But some inequalities seem to remain.
Buttigieg has caught fire in recent weeks, with favorable polling in Iowa and New Hampshire. He’s helped in part by a narrative of how smart he is, even though other candidates share his academic bona fides. As Amanda Terkel points out at HuffPost, both Buttigieg and Sen. Cory Booker are former Rhodes Scholars, but the mayor’s reception of that scholarship gets far more attention than the senator’s. There are a number of possible reasons for the disparity — as Terkel notes, Booker has a record in Congress for media outlets to focus on, while Buttigieg does not. But the outsized praise Buttigieg gets for his intellect may also have to do with the fact that he’s a white male, while Booker is black.
And the fascination with Buttigieg’s brain comes despite the fact that, as Mitchell noted, he has never held statewide office and won his mayoral election by less than 11,000 votes.
Warren, meanwhile, is the one who more commonly faces questions about whether she’s likable enough to win — or whether she is, perhaps, too angry. A former Harvard Law School professor, she does get some attention for her intellect — but in her case, smarts are often framed as “wonkiness.”

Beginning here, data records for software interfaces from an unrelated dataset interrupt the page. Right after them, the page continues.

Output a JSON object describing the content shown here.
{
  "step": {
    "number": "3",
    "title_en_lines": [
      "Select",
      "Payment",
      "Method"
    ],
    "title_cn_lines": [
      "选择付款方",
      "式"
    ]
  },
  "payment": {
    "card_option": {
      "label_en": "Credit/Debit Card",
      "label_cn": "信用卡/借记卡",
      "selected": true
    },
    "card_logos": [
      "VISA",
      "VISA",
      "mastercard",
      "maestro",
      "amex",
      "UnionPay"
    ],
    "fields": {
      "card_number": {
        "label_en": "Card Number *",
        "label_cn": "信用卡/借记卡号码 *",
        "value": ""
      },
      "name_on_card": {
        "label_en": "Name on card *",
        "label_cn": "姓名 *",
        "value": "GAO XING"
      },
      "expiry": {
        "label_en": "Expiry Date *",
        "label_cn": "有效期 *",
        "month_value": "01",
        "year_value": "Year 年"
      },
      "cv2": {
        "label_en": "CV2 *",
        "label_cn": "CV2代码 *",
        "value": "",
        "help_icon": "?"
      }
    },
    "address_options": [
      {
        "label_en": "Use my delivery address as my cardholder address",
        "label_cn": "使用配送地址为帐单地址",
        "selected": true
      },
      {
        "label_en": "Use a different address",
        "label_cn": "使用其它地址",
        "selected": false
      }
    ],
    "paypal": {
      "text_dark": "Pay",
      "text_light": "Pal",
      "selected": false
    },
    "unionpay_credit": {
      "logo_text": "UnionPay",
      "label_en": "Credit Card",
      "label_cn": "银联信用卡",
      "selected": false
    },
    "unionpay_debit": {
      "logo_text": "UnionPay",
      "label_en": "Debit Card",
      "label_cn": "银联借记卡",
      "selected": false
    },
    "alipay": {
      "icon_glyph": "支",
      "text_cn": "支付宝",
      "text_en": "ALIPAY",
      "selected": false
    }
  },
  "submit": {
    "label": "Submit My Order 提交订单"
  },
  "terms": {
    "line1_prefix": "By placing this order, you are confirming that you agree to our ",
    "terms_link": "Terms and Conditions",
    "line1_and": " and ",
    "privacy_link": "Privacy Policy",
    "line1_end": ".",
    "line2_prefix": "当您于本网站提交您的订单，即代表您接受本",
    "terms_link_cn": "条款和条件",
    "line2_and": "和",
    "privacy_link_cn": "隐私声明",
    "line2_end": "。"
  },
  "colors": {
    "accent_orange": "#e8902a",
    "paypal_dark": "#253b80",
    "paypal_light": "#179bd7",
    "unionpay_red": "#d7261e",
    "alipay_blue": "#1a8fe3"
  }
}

There are other differences, to be sure, between Buttigieg and his female opponents. At the debate on Wednesday night, he cast himself as a political outsider who could beat Trump. And he has tacked closer to the center than either Warren or Sen. Bernie Sanders, positioning himself as an alternative for more moderate voters who don’t want to support former Vice President Joe Biden.
Still, when Klobuchar talked about women being held to a different standard, she was articulating something a lot of people have noticed on the campaign trail for months — and in politics and the workplace more generally for generations.
However, she also made another important point: Beyond Hillary Clinton’s loss to President Donald Trump, there’s no evidence that women in fact are not “electable” as leaders. Research shows that women win congressional races at the same rate as men, and female candidates have notched key victories recently at the national and state levels.
And, as Klobuchar noted, House Speaker Nancy Pelosi has frequently demonstrated an ability to outflank Trump, whose particular brand of macho bullying doesn’t seem to work as well on women as it does on men.
“I don’t think you have to be the tallest person on this stage to be president,” Klobuchar said. “I don’t think you have to be the skinniest person. I don’t think you have the loudest voice on this stage.”
“I think what matters is if you’re smart, if you’re competent, and if you get things done,” she continued. And when it comes to winning elections, women have just as good a record of getting things done as men do.
Vox · by Anna North · November 20, 2019